Report back every line below that carries the word "content".

*** Opening PROVIDED RECORDS ***

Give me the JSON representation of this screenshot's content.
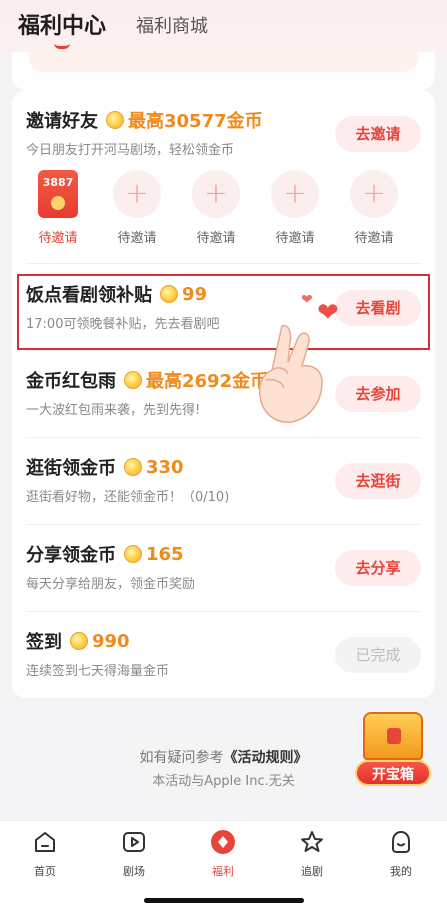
{
  "header": {
    "active_tab": "福利中心",
    "tab2": "福利商城"
  },
  "tasks": [
    {
      "title": "邀请好友",
      "reward": "最高30577金币",
      "sub": "今日朋友打开河马剧场，轻松领金币",
      "btn": "去邀请"
    },
    {
      "title": "饭点看剧领补贴",
      "reward": "99",
      "sub": "17:00可领晚餐补贴，先去看剧吧",
      "btn": "去看剧"
    },
    {
      "title": "金币红包雨",
      "reward": "最高2692金币",
      "sub": "一大波红包雨来袭，先到先得!",
      "btn": "去参加"
    },
    {
      "title": "逛街领金币",
      "reward": "330",
      "sub": "逛街看好物，还能领金币！（0/10)",
      "btn": "去逛街"
    },
    {
      "title": "分享领金币",
      "reward": "165",
      "sub": "每天分享给朋友，领金币奖励",
      "btn": "去分享"
    },
    {
      "title": "签到",
      "reward": "990",
      "sub": "连续签到七天得海量金币",
      "btn": "已完成"
    }
  ],
  "invite_slots": {
    "first_amount": "3887",
    "labels": [
      "待邀请",
      "待邀请",
      "待邀请",
      "待邀请",
      "待邀请"
    ],
    "plus": "+"
  },
  "footer": {
    "rules_prefix": "如有疑问参考",
    "rules_link": "《活动规则》",
    "disclaimer": "本活动与Apple Inc.无关"
  },
  "treasure": {
    "label": "开宝箱"
  },
  "tabbar": {
    "items": [
      "首页",
      "剧场",
      "福利",
      "追剧",
      "我的"
    ],
    "active_index": 2
  },
  "colors": {
    "accent": "#e8443a",
    "reward": "#f08a1c",
    "highlight_box": "#d3303a"
  },
  "icons": {
    "coin": "gold-coin-icon",
    "hand": "finger-heart-hand-icon",
    "heart": "heart-icon"
  }
}
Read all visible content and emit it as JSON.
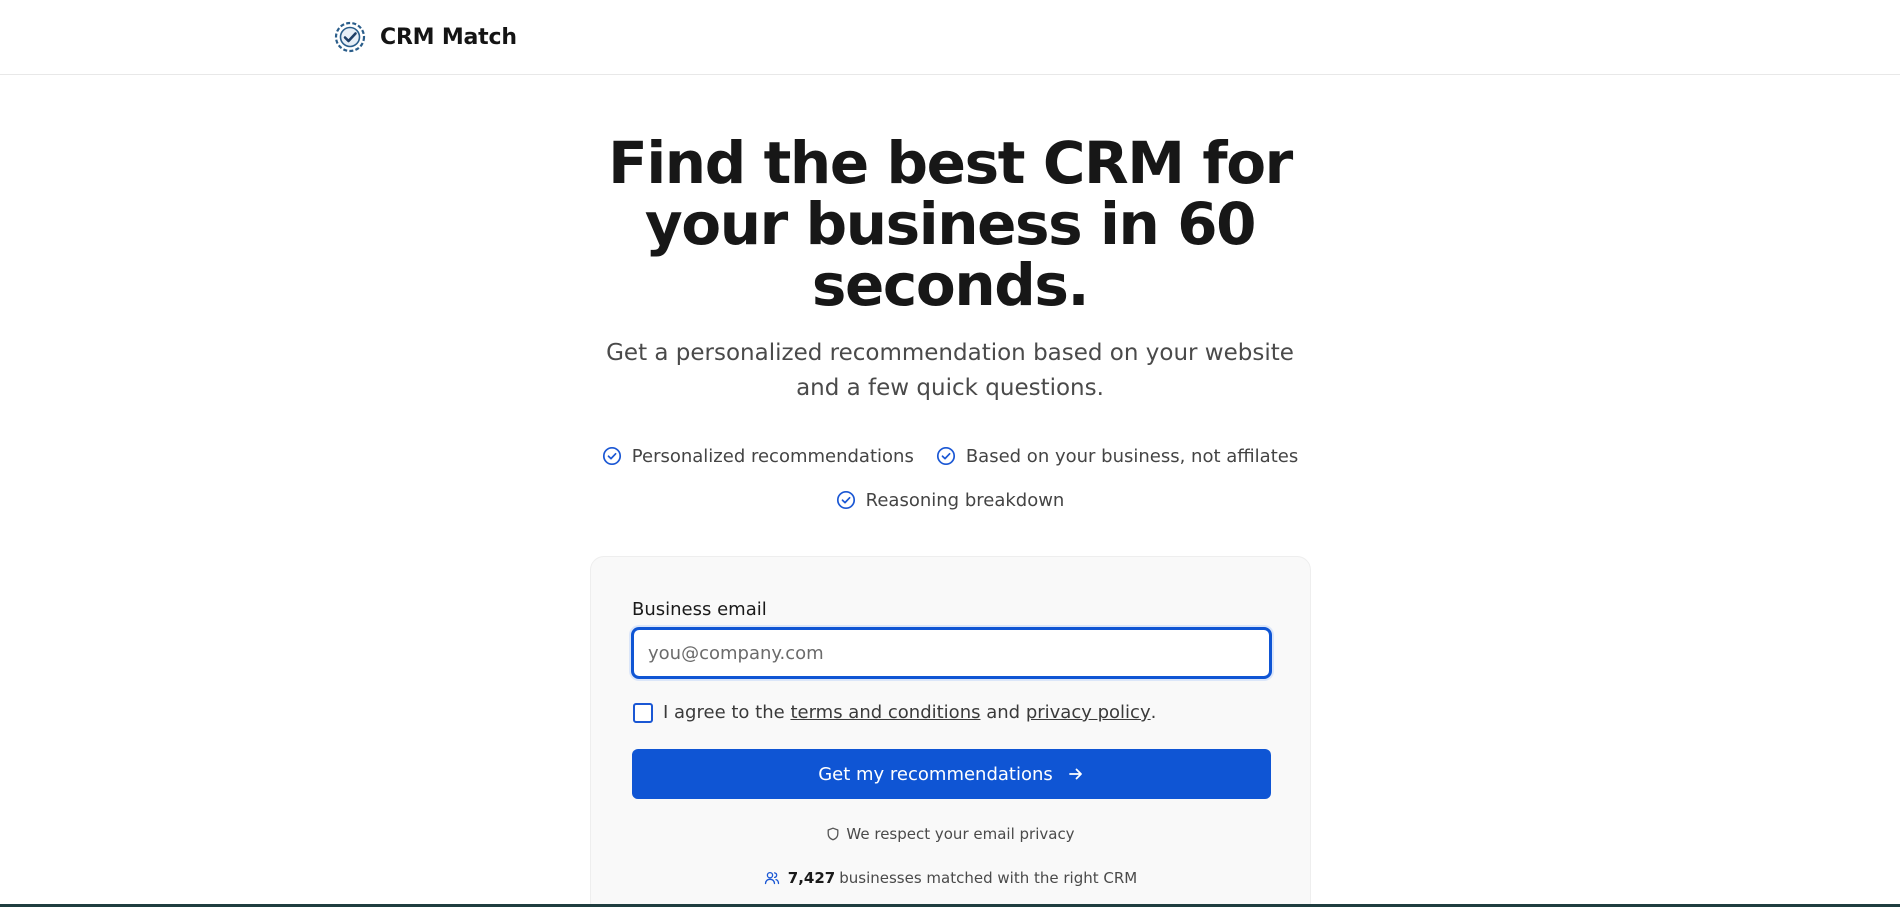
{
  "header": {
    "brand": "CRM Match"
  },
  "hero": {
    "title": "Find the best CRM for your business in 60 seconds.",
    "subtitle": "Get a personalized recommendation based on your website and a few quick questions."
  },
  "features": [
    {
      "label": "Personalized recommendations",
      "icon": "check-circle-icon"
    },
    {
      "label": "Based on your business, not affilates",
      "icon": "check-circle-icon"
    },
    {
      "label": "Reasoning breakdown",
      "icon": "check-circle-icon"
    }
  ],
  "form": {
    "email_label": "Business email",
    "email_placeholder": "you@company.com",
    "email_value": "",
    "agree_prefix": "I agree to the",
    "terms_link": "terms and conditions",
    "agree_and": "and",
    "privacy_link": "privacy policy",
    "agree_suffix": ".",
    "submit_label": "Get my recommendations",
    "privacy_note": "We respect your email privacy",
    "matched_count": "7,427",
    "matched_text": "businesses matched with the right CRM"
  },
  "colors": {
    "accent": "#0f55d4",
    "text": "#1a1a1a",
    "muted": "#4a4a4a",
    "card_bg": "#f9f9f9"
  }
}
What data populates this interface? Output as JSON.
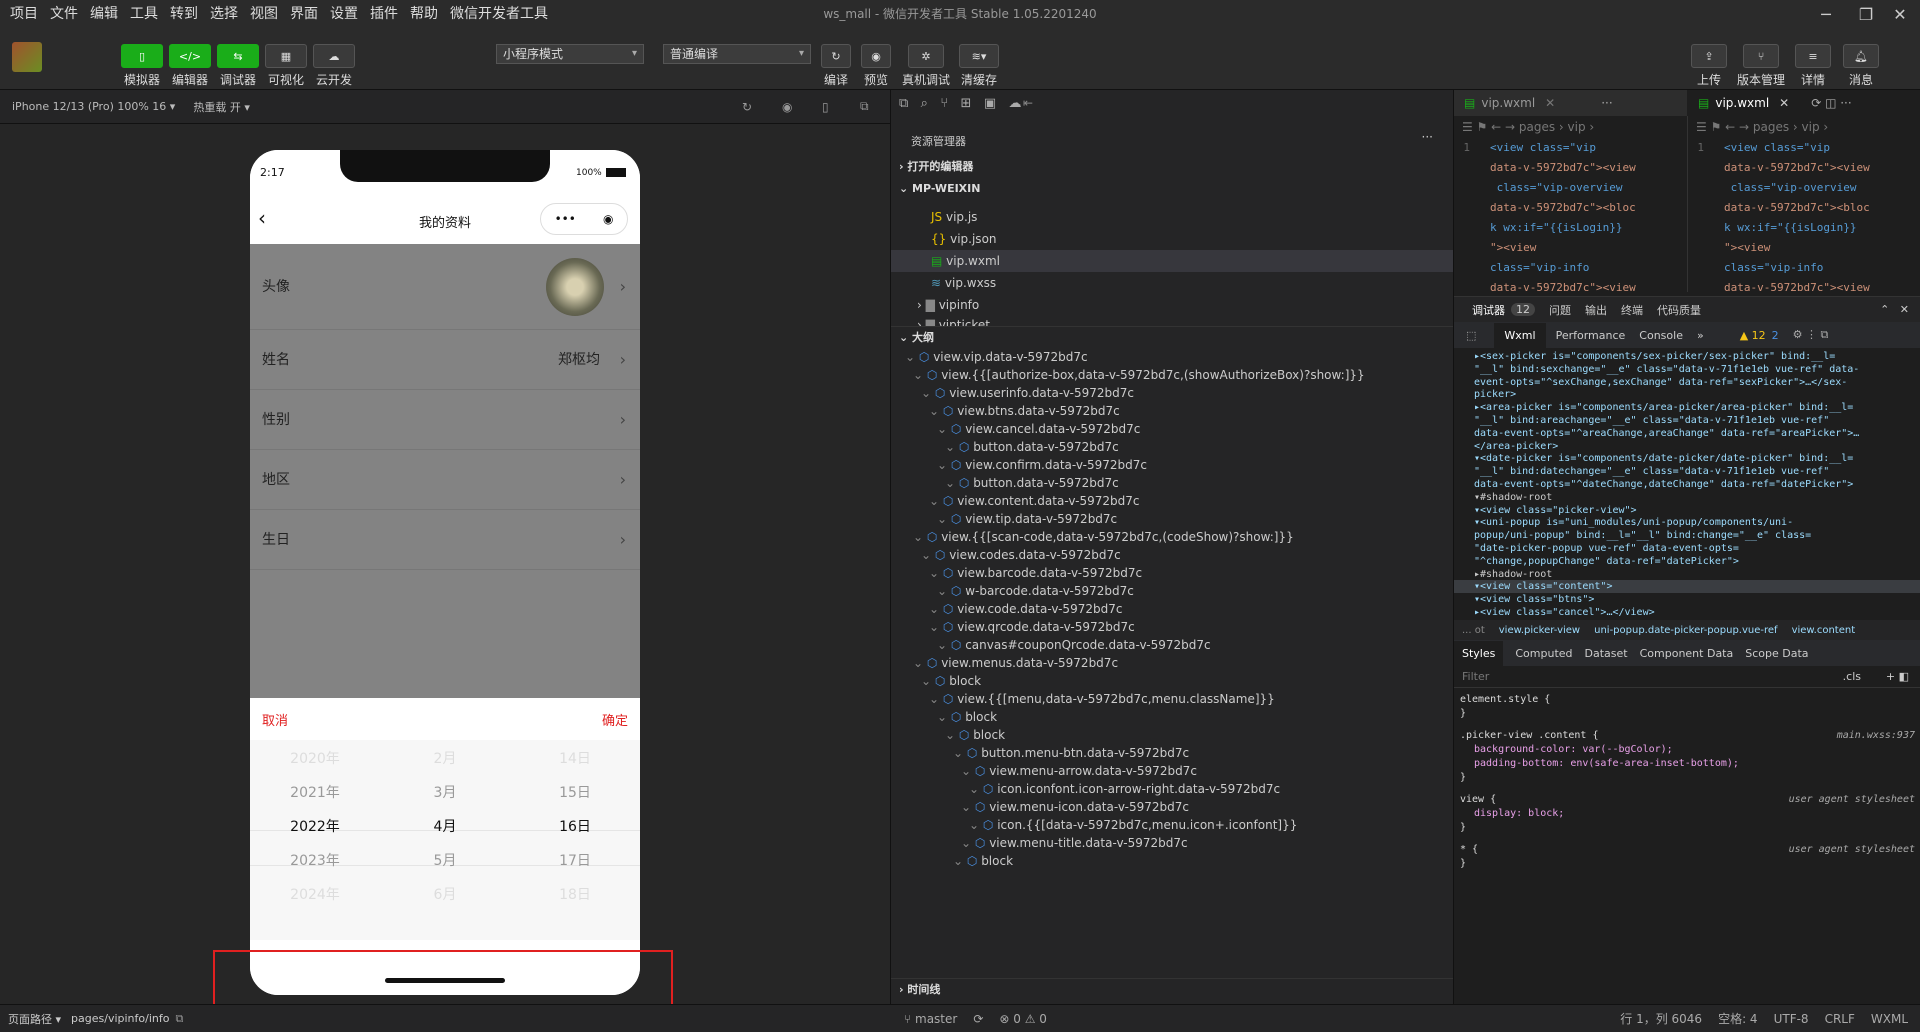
{
  "menu": [
    "项目",
    "文件",
    "编辑",
    "工具",
    "转到",
    "选择",
    "视图",
    "界面",
    "设置",
    "插件",
    "帮助",
    "微信开发者工具"
  ],
  "window_title": "ws_mall - 微信开发者工具 Stable 1.05.2201240",
  "toolbar": {
    "simulator": "模拟器",
    "editor": "编辑器",
    "debugger": "调试器",
    "visual": "可视化",
    "cloud": "云开发",
    "mode_select": "小程序模式",
    "compile_select": "普通编译",
    "compile": "编译",
    "preview": "预览",
    "real_debug": "真机调试",
    "clear_cache": "清缓存",
    "upload": "上传",
    "version": "版本管理",
    "detail": "详情",
    "message": "消息"
  },
  "simbar": {
    "device": "iPhone 12/13 (Pro) 100% 16 ▾",
    "hotreload": "热重载 开 ▾"
  },
  "phone": {
    "time": "2:17",
    "battery": "100%",
    "title": "我的资料",
    "rows": [
      {
        "label": "头像",
        "value": ""
      },
      {
        "label": "姓名",
        "value": "郑枢均"
      },
      {
        "label": "性别",
        "value": ""
      },
      {
        "label": "地区",
        "value": ""
      },
      {
        "label": "生日",
        "value": ""
      }
    ],
    "cancel": "取消",
    "confirm": "确定",
    "years": [
      "2020年",
      "2021年",
      "2022年",
      "2023年",
      "2024年"
    ],
    "months": [
      "2月",
      "3月",
      "4月",
      "5月",
      "6月"
    ],
    "days": [
      "14日",
      "15日",
      "16日",
      "17日",
      "18日"
    ]
  },
  "simstatus": {
    "path_label": "页面路径 ▾",
    "path": "pages/vipinfo/info"
  },
  "explorer": {
    "title": "资源管理器",
    "open_editors": "打开的编辑器",
    "project": "MP-WEIXIN",
    "files": [
      "vip.js",
      "vip.json",
      "vip.wxml",
      "vip.wxss",
      "vipinfo",
      "vipticket"
    ],
    "outline": "大纲",
    "timeline": "时间线"
  },
  "outline": [
    "view.vip.data-v-5972bd7c",
    "view.{{[authorize-box,data-v-5972bd7c,(showAuthorizeBox)?show:]}}",
    "view.userinfo.data-v-5972bd7c",
    "view.btns.data-v-5972bd7c",
    "view.cancel.data-v-5972bd7c",
    "button.data-v-5972bd7c",
    "view.confirm.data-v-5972bd7c",
    "button.data-v-5972bd7c",
    "view.content.data-v-5972bd7c",
    "view.tip.data-v-5972bd7c",
    "view.{{[scan-code,data-v-5972bd7c,(codeShow)?show:]}}",
    "view.codes.data-v-5972bd7c",
    "view.barcode.data-v-5972bd7c",
    "w-barcode.data-v-5972bd7c",
    "view.code.data-v-5972bd7c",
    "view.qrcode.data-v-5972bd7c",
    "canvas#couponQrcode.data-v-5972bd7c",
    "view.menus.data-v-5972bd7c",
    "block",
    "view.{{[menu,data-v-5972bd7c,menu.className]}}",
    "block",
    "block",
    "button.menu-btn.data-v-5972bd7c",
    "view.menu-arrow.data-v-5972bd7c",
    "icon.iconfont.icon-arrow-right.data-v-5972bd7c",
    "view.menu-icon.data-v-5972bd7c",
    "icon.{{[data-v-5972bd7c,menu.icon+.iconfont]}}",
    "view.menu-title.data-v-5972bd7c",
    "block"
  ],
  "editor_tabs": {
    "left": "vip.wxml",
    "right": "vip.wxml",
    "breadcrumb": "pages › vip ›"
  },
  "code_lines": [
    "<view class=\"vip",
    "data-v-5972bd7c\"><view",
    " class=\"vip-overview",
    "data-v-5972bd7c\"><bloc",
    "k wx:if=\"{{isLogin}}",
    "\"><view",
    "class=\"vip-info",
    "data-v-5972bd7c\"><view"
  ],
  "devtools": {
    "tabs": [
      "调试器",
      "12",
      "问题",
      "输出",
      "终端",
      "代码质量"
    ],
    "subtabs": [
      "Wxml",
      "Performance",
      "Console",
      "»"
    ],
    "warn": "▲ 12",
    "info": "2",
    "breadcrumb": [
      "... ot",
      "view.picker-view",
      "uni-popup.date-picker-popup.vue-ref",
      "view.content"
    ],
    "style_tabs": [
      "Styles",
      "Computed",
      "Dataset",
      "Component Data",
      "Scope Data"
    ],
    "filter": "Filter",
    "cls": ".cls"
  },
  "dom_lines": [
    "▸<sex-picker is=\"components/sex-picker/sex-picker\" bind:__l=",
    "\"__l\" bind:sexchange=\"__e\" class=\"data-v-71f1e1eb vue-ref\" data-",
    "event-opts=\"^sexChange,sexChange\" data-ref=\"sexPicker\">…</sex-",
    "picker>",
    "▸<area-picker is=\"components/area-picker/area-picker\" bind:__l=",
    "\"__l\" bind:areachange=\"__e\" class=\"data-v-71f1e1eb vue-ref\"",
    "data-event-opts=\"^areaChange,areaChange\" data-ref=\"areaPicker\">…",
    "</area-picker>",
    "▾<date-picker is=\"components/date-picker/date-picker\" bind:__l=",
    "\"__l\" bind:datechange=\"__e\" class=\"data-v-71f1e1eb vue-ref\"",
    "data-event-opts=\"^dateChange,dateChange\" data-ref=\"datePicker\">",
    "  ▾#shadow-root",
    "    ▾<view class=\"picker-view\">",
    "      ▾<uni-popup is=\"uni_modules/uni-popup/components/uni-",
    "      popup/uni-popup\" bind:__l=\"__l\" bind:change=\"__e\" class=",
    "      \"date-picker-popup vue-ref\" data-event-opts=",
    "      \"^change,popupChange\" data-ref=\"datePicker\">",
    "        ▸#shadow-root",
    "        ▾<view class=\"content\">",
    "          ▾<view class=\"btns\">",
    "            ▸<view class=\"cancel\">…</view>"
  ],
  "styles": [
    {
      "sel": "element.style {",
      "src": ""
    },
    {
      "sel": ".picker-view .content {",
      "src": "main.wxss:937",
      "props": [
        "background-color: var(--bgColor);",
        "padding-bottom: env(safe-area-inset-bottom);"
      ]
    },
    {
      "sel": "view {",
      "src": "user agent stylesheet",
      "props": [
        "display: block;"
      ]
    },
    {
      "sel": "* {",
      "src": "user agent stylesheet"
    }
  ],
  "statusbar": {
    "branch": "master",
    "errors": "⊗ 0 ⚠ 0",
    "pos": "行 1，列 6046",
    "spaces": "空格: 4",
    "enc": "UTF-8",
    "eol": "CRLF",
    "lang": "WXML"
  },
  "colors": {
    "accent": "#1aad19",
    "red_box": "#e02020",
    "cancel": "#e02020"
  }
}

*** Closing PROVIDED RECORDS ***

=== SOLUTION FOR THIS TASK ===
Give me the JSON representation of this screenshot's content.
Read all visible content and emit it as JSON.
    "view.content.data-v-5972bd7c",
      "view.content"
    "        ▾<view class=\"content\">",
      "sel": ".picker-view .content {",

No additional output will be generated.